Blog_ThatTimeiFiguredoutwhatCalciumChlorideCouldDoForMyCheesemaking_12.11.15_Shannon_1 I’ve been making cheese now for a few months. These aren’t complicated, hard cheeses of which I’m still slightly frightened of. No, my go-to options are a soft chevre and a flavorful feta. I have been making both of these exclusively with fresh goat milk and so far it’s been fun to take on another DIY kitchen project. It all started when I received the Goat Milk Cheese Kit. I love kits like this that take the fear out of DIYing it for the first time by assembling everything that you need. Everything in that kit was familiar and got me off to a great start. Well, everything, that is, except the calcium chloride. I had heard some vague thing about this stuff long ago and kind of figured it was like putting together a bookshelf and having one extra screw when all is said and done. It’s working, right, so I’m probably not missing out on much. That is until I talked to my friend Tracy who is an actual cheesemaker with actual experience who actually knew about this little bottle. She came over one day and we were sorting through some of our Cultures for Health equipment and starters. When I came across the calcium chloride she told me what she remembered it being used for. Essentially, she said you add it to store-bought cow’s milk or goat milk to firm up the curd. Do you remember how I found my goat feta to be too soft to brine and couldn’t quite figure out why? Well, after some research I found out that indeed, calcium chloride is used to help firm up the curd of goat milk cheese. Blog_ThatTimeiFiguredoutwhatCalciumChlorideCouldDoForMyCheesemaking_12.11.15_Shannon_2 According to this article from Curd Nerd

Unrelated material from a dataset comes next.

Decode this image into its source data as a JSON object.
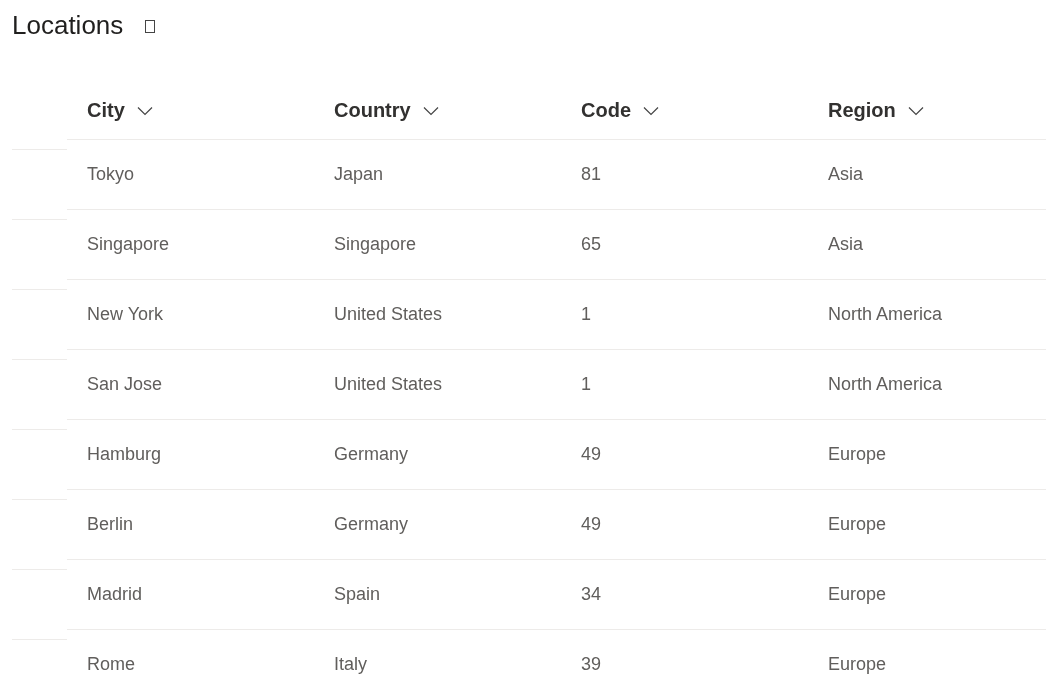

"But it’s not just store bought milk that can benefit from Calcium Chloride. If you are using Goat’s Milk for cheese making, particularly when making hard cheeses, you may need to add Calcium Chloride to get a firm curd as Goat’s milk goes through a natural homogenization process in the animal’s body and without CaCI2 it may produce a curd that is too weak to cut properly."
Continuing on in that particular article – and cross-referencing with other online sources, I believe Calcium Chloride is used in the cases of
  • Store-bought pasteurized milk which needs a boost in calcium.
  • Goat milk which may have lower calcium levels than cow’s milk.
  • Raw cow’s milk which may be deficient in the mineral due to poor feed quality.
It also seems that Calcium Chloride should be added only in small amounts – 1/4 teaspoon per gallon of milk – and mixed with the milk before beginning the cheesemaking process. So maybe I could make some cheese without the calcium chloride but my feta and hard cheeses might improve because of it. Which leaves me only to try it out and see what happens next.